------ Information provided
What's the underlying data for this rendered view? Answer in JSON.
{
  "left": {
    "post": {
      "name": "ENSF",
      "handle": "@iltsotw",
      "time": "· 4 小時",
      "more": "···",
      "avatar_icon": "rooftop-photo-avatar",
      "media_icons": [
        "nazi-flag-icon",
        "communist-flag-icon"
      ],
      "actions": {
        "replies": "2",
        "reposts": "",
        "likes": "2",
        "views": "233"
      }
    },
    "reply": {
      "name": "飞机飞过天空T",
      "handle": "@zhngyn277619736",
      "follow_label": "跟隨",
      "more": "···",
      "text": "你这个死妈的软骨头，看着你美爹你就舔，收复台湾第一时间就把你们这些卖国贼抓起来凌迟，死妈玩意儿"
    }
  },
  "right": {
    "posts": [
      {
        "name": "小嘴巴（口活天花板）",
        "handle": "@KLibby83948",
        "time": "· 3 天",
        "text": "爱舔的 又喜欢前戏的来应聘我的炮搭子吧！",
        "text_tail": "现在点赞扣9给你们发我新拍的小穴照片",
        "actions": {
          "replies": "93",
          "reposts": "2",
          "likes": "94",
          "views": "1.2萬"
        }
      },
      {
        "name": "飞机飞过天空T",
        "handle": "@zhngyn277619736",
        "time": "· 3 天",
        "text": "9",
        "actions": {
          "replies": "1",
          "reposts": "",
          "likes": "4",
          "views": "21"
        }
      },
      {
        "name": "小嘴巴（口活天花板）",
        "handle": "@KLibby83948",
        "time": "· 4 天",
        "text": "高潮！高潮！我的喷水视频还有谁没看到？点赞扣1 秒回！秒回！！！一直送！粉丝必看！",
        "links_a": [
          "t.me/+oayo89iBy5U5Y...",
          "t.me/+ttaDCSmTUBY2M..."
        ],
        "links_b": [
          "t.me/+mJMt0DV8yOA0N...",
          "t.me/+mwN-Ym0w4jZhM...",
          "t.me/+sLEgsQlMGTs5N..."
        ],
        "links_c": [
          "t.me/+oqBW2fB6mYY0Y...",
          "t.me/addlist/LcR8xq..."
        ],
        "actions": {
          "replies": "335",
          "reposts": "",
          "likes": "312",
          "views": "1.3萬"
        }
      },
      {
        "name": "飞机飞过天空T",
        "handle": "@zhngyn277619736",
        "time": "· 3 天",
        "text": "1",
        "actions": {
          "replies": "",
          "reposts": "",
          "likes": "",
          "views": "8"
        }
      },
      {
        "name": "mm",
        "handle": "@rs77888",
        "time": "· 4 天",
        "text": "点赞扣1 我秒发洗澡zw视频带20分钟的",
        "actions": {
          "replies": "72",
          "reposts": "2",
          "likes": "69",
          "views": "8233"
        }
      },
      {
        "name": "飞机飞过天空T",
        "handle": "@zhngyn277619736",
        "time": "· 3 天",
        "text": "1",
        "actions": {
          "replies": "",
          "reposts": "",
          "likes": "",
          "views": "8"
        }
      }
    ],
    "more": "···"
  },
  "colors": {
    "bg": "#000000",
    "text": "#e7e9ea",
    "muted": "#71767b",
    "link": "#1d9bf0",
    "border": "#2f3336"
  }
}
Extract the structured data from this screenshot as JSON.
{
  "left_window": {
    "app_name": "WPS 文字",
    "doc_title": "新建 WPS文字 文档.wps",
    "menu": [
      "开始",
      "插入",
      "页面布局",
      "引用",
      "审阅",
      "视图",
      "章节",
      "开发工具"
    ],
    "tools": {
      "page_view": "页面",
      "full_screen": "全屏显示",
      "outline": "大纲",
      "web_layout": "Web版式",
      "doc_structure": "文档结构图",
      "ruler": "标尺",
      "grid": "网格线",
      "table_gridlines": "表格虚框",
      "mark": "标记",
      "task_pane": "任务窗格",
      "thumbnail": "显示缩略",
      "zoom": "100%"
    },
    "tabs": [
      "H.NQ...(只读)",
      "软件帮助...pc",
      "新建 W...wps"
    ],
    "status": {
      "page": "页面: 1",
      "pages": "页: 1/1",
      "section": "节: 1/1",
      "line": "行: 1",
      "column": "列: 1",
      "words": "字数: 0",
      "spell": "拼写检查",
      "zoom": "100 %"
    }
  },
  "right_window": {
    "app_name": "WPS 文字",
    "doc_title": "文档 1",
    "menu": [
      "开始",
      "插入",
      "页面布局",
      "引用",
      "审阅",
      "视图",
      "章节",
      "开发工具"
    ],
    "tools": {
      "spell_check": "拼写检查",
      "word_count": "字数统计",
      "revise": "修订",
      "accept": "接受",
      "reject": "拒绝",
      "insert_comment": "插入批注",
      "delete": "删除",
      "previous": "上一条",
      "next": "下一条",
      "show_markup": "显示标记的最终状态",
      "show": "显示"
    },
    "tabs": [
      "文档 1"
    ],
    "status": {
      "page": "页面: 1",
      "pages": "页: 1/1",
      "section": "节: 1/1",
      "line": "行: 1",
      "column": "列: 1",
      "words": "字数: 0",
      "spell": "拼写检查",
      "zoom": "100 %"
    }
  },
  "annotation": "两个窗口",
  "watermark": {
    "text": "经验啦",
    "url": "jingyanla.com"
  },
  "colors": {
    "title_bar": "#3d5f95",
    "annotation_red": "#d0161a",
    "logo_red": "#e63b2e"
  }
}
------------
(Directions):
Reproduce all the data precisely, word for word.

(Task output):
What's the underlying data for this rendered view? Answer in JSON.
{
  "left": {
    "post": {
      "name": "ENSF",
      "handle": "@iltsotw",
      "time": "· 4 小時",
      "more": "···",
      "avatar_icon": "rooftop-photo-avatar",
      "media_icons": [
        "nazi-flag-icon",
        "communist-flag-icon"
      ],
      "actions": {
        "replies": "2",
        "reposts": "",
        "likes": "2",
        "views": "233"
      }
    },
    "reply": {
      "name": "飞机飞过天空T",
      "handle": "@zhngyn277619736",
      "follow_label": "跟隨",
      "more": "···",
      "text": "你这个死妈的软骨头，看着你美爹你就舔，收复台湾第一时间就把你们这些卖国贼抓起来凌迟，死妈玩意儿"
    }
  },
  "right": {
    "posts": [
      {
        "name": "小嘴巴（口活天花板）",
        "handle": "@KLibby83948",
        "time": "· 3 天",
        "text": "爱舔的 又喜欢前戏的来应聘我的炮搭子吧！",
        "text_tail": "现在点赞扣9给你们发我新拍的小穴照片",
        "actions": {
          "replies": "93",
          "reposts": "2",
          "likes": "94",
          "views": "1.2萬"
        }
      },
      {
        "name": "飞机飞过天空T",
        "handle": "@zhngyn277619736",
        "time": "· 3 天",
        "text": "9",
        "actions": {
          "replies": "1",
          "reposts": "",
          "likes": "4",
          "views": "21"
        }
      },
      {
        "name": "小嘴巴（口活天花板）",
        "handle": "@KLibby83948",
        "time": "· 4 天",
        "text": "高潮！高潮！我的喷水视频还有谁没看到？点赞扣1 秒回！秒回！！！一直送！粉丝必看！",
        "links_a": [
          "t.me/+oayo89iBy5U5Y...",
          "t.me/+ttaDCSmTUBY2M..."
        ],
        "links_b": [
          "t.me/+mJMt0DV8yOA0N...",
          "t.me/+mwN-Ym0w4jZhM...",
          "t.me/+sLEgsQlMGTs5N..."
        ],
        "links_c": [
          "t.me/+oqBW2fB6mYY0Y...",
          "t.me/addlist/LcR8xq..."
        ],
        "actions": {
          "replies": "335",
          "reposts": "",
          "likes": "312",
          "views": "1.3萬"
        }
      },
      {
        "name": "飞机飞过天空T",
        "handle": "@zhngyn277619736",
        "time": "· 3 天",
        "text": "1",
        "actions": {
          "replies": "",
          "reposts": "",
          "likes": "",
          "views": "8"
        }
      },
      {
        "name": "mm",
        "handle": "@rs77888",
        "time": "· 4 天",
        "text": "点赞扣1 我秒发洗澡zw视频带20分钟的",
        "actions": {
          "replies": "72",
          "reposts": "2",
          "likes": "69",
          "views": "8233"
        }
      },
      {
        "name": "飞机飞过天空T",
        "handle": "@zhngyn277619736",
        "time": "· 3 天",
        "text": "1",
        "actions": {
          "replies": "",
          "reposts": "",
          "likes": "",
          "views": "8"
        }
      }
    ],
    "more": "···"
  },
  "colors": {
    "bg": "#000000",
    "text": "#e7e9ea",
    "muted": "#71767b",
    "link": "#1d9bf0",
    "border": "#2f3336"
  }
}
Extract the structured data from this screenshot as JSON.
{
  "left_window": {
    "app_name": "WPS 文字",
    "doc_title": "新建 WPS文字 文档.wps",
    "menu": [
      "开始",
      "插入",
      "页面布局",
      "引用",
      "审阅",
      "视图",
      "章节",
      "开发工具"
    ],
    "tools": {
      "page_view": "页面",
      "full_screen": "全屏显示",
      "outline": "大纲",
      "web_layout": "Web版式",
      "doc_structure": "文档结构图",
      "ruler": "标尺",
      "grid": "网格线",
      "table_gridlines": "表格虚框",
      "mark": "标记",
      "task_pane": "任务窗格",
      "thumbnail": "显示缩略",
      "zoom": "100%"
    },
    "tabs": [
      "H.NQ...(只读)",
      "软件帮助...pc",
      "新建 W...wps"
    ],
    "status": {
      "page": "页面: 1",
      "pages": "页: 1/1",
      "section": "节: 1/1",
      "line": "行: 1",
      "column": "列: 1",
      "words": "字数: 0",
      "spell": "拼写检查",
      "zoom": "100 %"
    }
  },
  "right_window": {
    "app_name": "WPS 文字",
    "doc_title": "文档 1",
    "menu": [
      "开始",
      "插入",
      "页面布局",
      "引用",
      "审阅",
      "视图",
      "章节",
      "开发工具"
    ],
    "tools": {
      "spell_check": "拼写检查",
      "word_count": "字数统计",
      "revise": "修订",
      "accept": "接受",
      "reject": "拒绝",
      "insert_comment": "插入批注",
      "delete": "删除",
      "previous": "上一条",
      "next": "下一条",
      "show_markup": "显示标记的最终状态",
      "show": "显示"
    },
    "tabs": [
      "文档 1"
    ],
    "status": {
      "page": "页面: 1",
      "pages": "页: 1/1",
      "section": "节: 1/1",
      "line": "行: 1",
      "column": "列: 1",
      "words": "字数: 0",
      "spell": "拼写检查",
      "zoom": "100 %"
    }
  },
  "annotation": "两个窗口",
  "watermark": {
    "text": "经验啦",
    "url": "jingyanla.com"
  },
  "colors": {
    "title_bar": "#3d5f95",
    "annotation_red": "#d0161a",
    "logo_red": "#e63b2e"
  }
}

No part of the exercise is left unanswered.